penalty be imposed, unless, for compelling reasons involving
heinous crimes, the Congress hereafter provides for it. Any
penalty already imposed
to reclusion perpetua.
(2) The employment of physical, psychological, or degrading
punishment against any prisoner or detainee or the use of
substandard or inadequate penal facilities under subhuman
conditions shall be dealt with by law.

Section 21. No person shall be twice put in jeopardy of

punishment for the same offense. If an act is punished by a law
and an ordinance, conviction or acquittal under either shall
constitute a bar to another prosecution for the same act.
Rule 115 of the Rules on Criminal Procedure provides for
the following rights of the accused:
(a) To be presumed innocent until the contrary is proved beyond
reasonable doubt.
(b) To be informed of the nature and cause of the accusation
against him.
(c) To be present and defend in person and by counsel at every
stage of the proceedings, from arraignment to promulgation of
the judgment. The accused may, however, waive his presence
at the trial pursuant to the stipulations set forth in his bail, unless
his presence is specifically ordered by the court for purposes of
identification. The absence of the accused without justifiable
cause at the trial of which he had notice shall be considered a
waiver of his right to be present thereat. When an accused
under custody escapes, he shall be deemed to have waived his
right to be present on all subsequent trial dates until custody
over him is regained. Upon motion, the accused may be allowed
to defend himself in person when it sufficiently appears to the
court that he can properly protect his rights without the
assistance of counsel.
(d) To testify as a witness in his own behalf but subject to crossexamination on matters covered by direct examination. His
silence shall not in any manner prejudice him.

(e) To be exempt from being compelled to be a witness against
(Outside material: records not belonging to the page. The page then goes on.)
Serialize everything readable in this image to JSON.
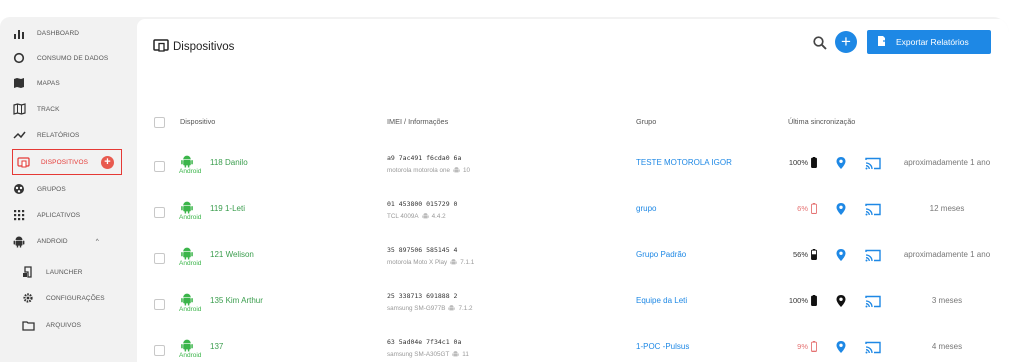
{
  "sidebar": {
    "items": [
      {
        "label": "DASHBOARD",
        "icon": "bar-chart-icon"
      },
      {
        "label": "CONSUMO DE DADOS",
        "icon": "circle-ring-icon"
      },
      {
        "label": "MAPAS",
        "icon": "map-icon"
      },
      {
        "label": "TRACK",
        "icon": "track-map-icon"
      },
      {
        "label": "RELATÓRIOS",
        "icon": "trend-line-icon"
      },
      {
        "label": "DISPOSITIVOS",
        "icon": "devices-icon",
        "active": true
      },
      {
        "label": "GRUPOS",
        "icon": "groups-icon"
      },
      {
        "label": "APLICATIVOS",
        "icon": "apps-grid-icon"
      },
      {
        "label": "ANDROID",
        "icon": "android-icon"
      },
      {
        "label": "LAUNCHER",
        "icon": "launcher-icon"
      },
      {
        "label": "CONFIGURAÇÕES",
        "icon": "gear-icon"
      },
      {
        "label": "ARQUIVOS",
        "icon": "folder-icon"
      }
    ],
    "active_badge": "+",
    "chevron": "^"
  },
  "header": {
    "title": "Dispositivos",
    "add_label": "+",
    "export_label": "Exportar Relatórios"
  },
  "table": {
    "columns": {
      "device": "Dispositivo",
      "imei": "IMEI / Informações",
      "group": "Grupo",
      "sync": "Última sincronização"
    },
    "rows": [
      {
        "name": "118 Danilo",
        "os": "Android",
        "imei": "a9 7ac491 f6cda0 6a",
        "model": "motorola motorola one",
        "version": "10",
        "group": "TESTE MOTOROLA IGOR",
        "battery": "100%",
        "battery_level": 1.0,
        "battery_color": "#111111",
        "pin_color": "#1e88e5",
        "sync": "aproximadamente 1 ano"
      },
      {
        "name": "119 1-Leti",
        "os": "Android",
        "imei": "01 453800 015729 0",
        "model": "TCL 4009A",
        "version": "4.4.2",
        "group": "grupo",
        "battery": "6%",
        "battery_level": 0.06,
        "battery_color": "#e57373",
        "pin_color": "#1e88e5",
        "sync": "12 meses"
      },
      {
        "name": "121 Welison",
        "os": "Android",
        "imei": "35 897506 585145 4",
        "model": "motorola Moto X Play",
        "version": "7.1.1",
        "group": "Grupo Padrão",
        "battery": "56%",
        "battery_level": 0.56,
        "battery_color": "#111111",
        "pin_color": "#1e88e5",
        "sync": "aproximadamente 1 ano"
      },
      {
        "name": "135 Kim Arthur",
        "os": "Android",
        "imei": "25 338713 691888 2",
        "model": "samsung SM-G977B",
        "version": "7.1.2",
        "group": "Equipe da Leti",
        "battery": "100%",
        "battery_level": 1.0,
        "battery_color": "#111111",
        "pin_color": "#111111",
        "sync": "3 meses"
      },
      {
        "name": "137",
        "os": "Android",
        "imei": "63 5ad04e 7f34c1 0a",
        "model": "samsung SM-A305GT",
        "version": "11",
        "group": "1-POC -Pulsus",
        "battery": "9%",
        "battery_level": 0.09,
        "battery_color": "#e57373",
        "pin_color": "#1e88e5",
        "sync": "4 meses"
      }
    ]
  },
  "colors": {
    "accent": "#1e88e5",
    "android": "#3bb54a",
    "active": "#e53935"
  }
}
(f) To confront and cross-examine the witnesses against him at
the trial. Either party may utilize as part of its evidence the
testimony of a witness who is deceased, out of or can not with
due diligence be found in the Philippines, unavailable, or
otherwise unable to testify, given in another case or proceeding,
judicial or administrative, involving the same parties and subject
matter, the adverse party having the opportunity to crossexamine him.
(g) To have compulsory process issued to secure the
attendance of witnesses and production of other evidence in his
(h) To have speedy, impartial and public trial.
(i) To appeal in all cases allowed and in the manner prescribed
by law.